Health In The Headlines: Telemedicine
by Lorien E. Menhennett
Is this – telemedicine – the future of health care? “Visits” with the doctor via video conferencing?
No, I don’t think so. We all have plenty of in-person appointments with our doctors to look forward to, so not to worry. But I do think telemedicine may be part of the future of health care. And for some people, it already is. People like Deanna Ventura, who live too far away from the medical specialists they need. Ventura, who has Parkinson’s, was recently featured in a story about telemedicine on National Public Radio (click here for the online version of the story). She has been seeing a movement disorders specialist at Johns Hopkins – 343 miles from her house in upstate New York – for the last four years via video conference calls, according to the NPR story. From my impression, she seemed very happy with the arrangement.
That NPR story piqued my interest, so I decided to do a little digging into the issue myself. Here is some of what I found – and what I think about it.
First of all, what exactly is telemedicine? How is it defined? According to a report by the Institute of Medicine (Telemedicine: A Guide To Assessing Telecommunications For Health Care), telemedicine is:
“… the use of electronic information and communications technologies to provide and support health care when distance separates the participants” (44).
But what does that mean? This definition includes video conferences, sure, but also telephone calls, e-mail messages, the sending/receiving of still images (such as X-rays), and the computer-based processing of other medically related data. This committee’s definition also includes consultation, administrative, and educational uses of telecommunications (but I won’t really go in that direction).
And in reality, a lot of what falls under this definition is already going on in health care today. We have all talked with our doctors on the phone; some of us may have exchanged e-mails with physicians as well. And if you have a test done at one facility, your doctor (who is at another facility) often gets the results or images electronically – that is all telemedicine, technically.
The use of video, though, is what tends to get people’s attention. That seems like something new. But while it may be new to most of us, it’s actually not a novel idea.
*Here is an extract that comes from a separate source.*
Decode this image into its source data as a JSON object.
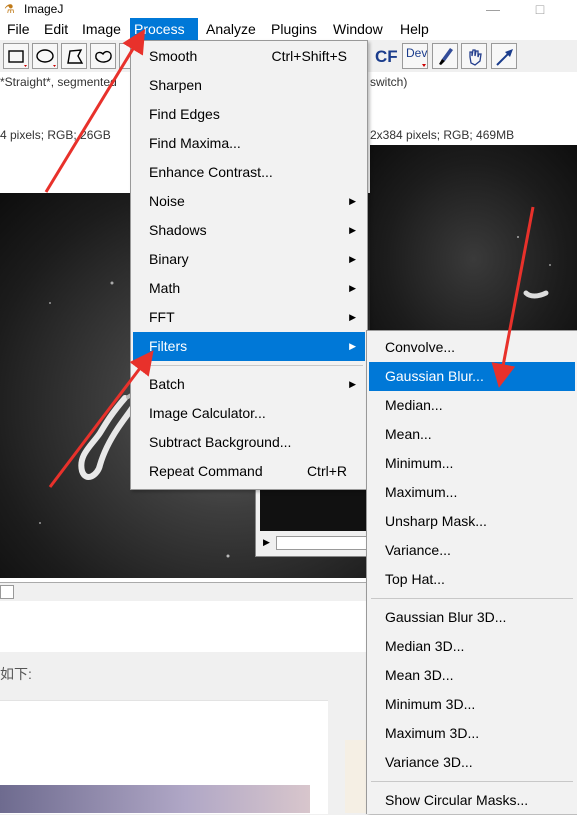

According to one article I read,* the first use of telemedicine in this context took place in 1959, in the form of a two-way, closed-circuit microwave television system used between the Nebraska Psychiatric Institute and Norfolk State Hospital (also in Nebraska).
Since then, though, telemedicine hasn’t exactly caught on. There are several reasons for this. One reason is licensing. Doctors are licensed in the state in which they practice, which makes them unable to practice across state lines, thus limiting telemedicine’s reach. The Institute of Medicine report referenced the possibility of creating a national telemedicine license. But that is a long ways off, if indeed it ever comes into being. Another reason is that health insurance companies usually will not cover telemedicine “visits.” So people are either left to pay for them out of pocket, or, in the case of Deanna Ventura (of the NPR story), rely on external fundraising to foot the bill. In addition, there has been little evaluation of telemedicine, in terms of quality of care or cost. This, according to the Institute of Medicine report, leaves people leery of adopting the technology. And finally, there is the issue of technology itself. As we all know, technology changes almost daily. Finding the appropriate, compatible technologies to use for telemedicine is incredibly difficult, especially when you must take patient privacy and confidentiality into account.
That said, medical practitioners are finding interesting, novel ways to use existing (and commonplace) technology. Millions of people across the globe use the iPhone (including myself). One article** I found on PubMed described how physicians used the iPhone 4 FaceTime software to videochat with each other and share images of a patient’s foot that had a limb-threatening infection, and needed emergency surgery. Here is a section of the article explaining what was done:
“A patient with a limb-threatening infection was taken on an urgent basis to the operating room. With no prior planning except for text messaging, the surgeon consulted with 2 surgical colleagues to discuss incision planning, requirements for resection, and subsequent surgical staging (Figs 2a–2d). The “FaceTime” application was managed by an operating room technician under the direction of the operating surgeon” (215).
And here are the images captured on the iPhone 4 (warning: these are a bit graphic).
If I had been that diabetic patient who needed emergency foot surgery, I would have been quite willing to have my surgeon consult with another surgeon via iPhone. If I were Deanna Ventura, didn’t drive, and lived too far to see the specialist I needed, I would be happy to see the physician over video conferencing. But if I could, I would still prefer to see a doctor in a face-to-face visit. That’s just me – I like the personal contact. There are times, though, when that’s just not possible. And that’s where telemedicine extends medicine’s reach.
*Breen, G., and Matusitz, J. (2010). An evolutionary examination of telemedicine: a health and computer-mediated communication perspective. Soc Work Public Health 25, 59-71.
**Armstrong, D.G., Giovinco, N., Mills, J.L., and Rogers, L.C. (2011). FaceTime for Physicians: Using Real Time Mobile Phone-Based Videoconferencing to Augment Diagnosis and Care in Telemedicine. Eplasty 11, e23-e23.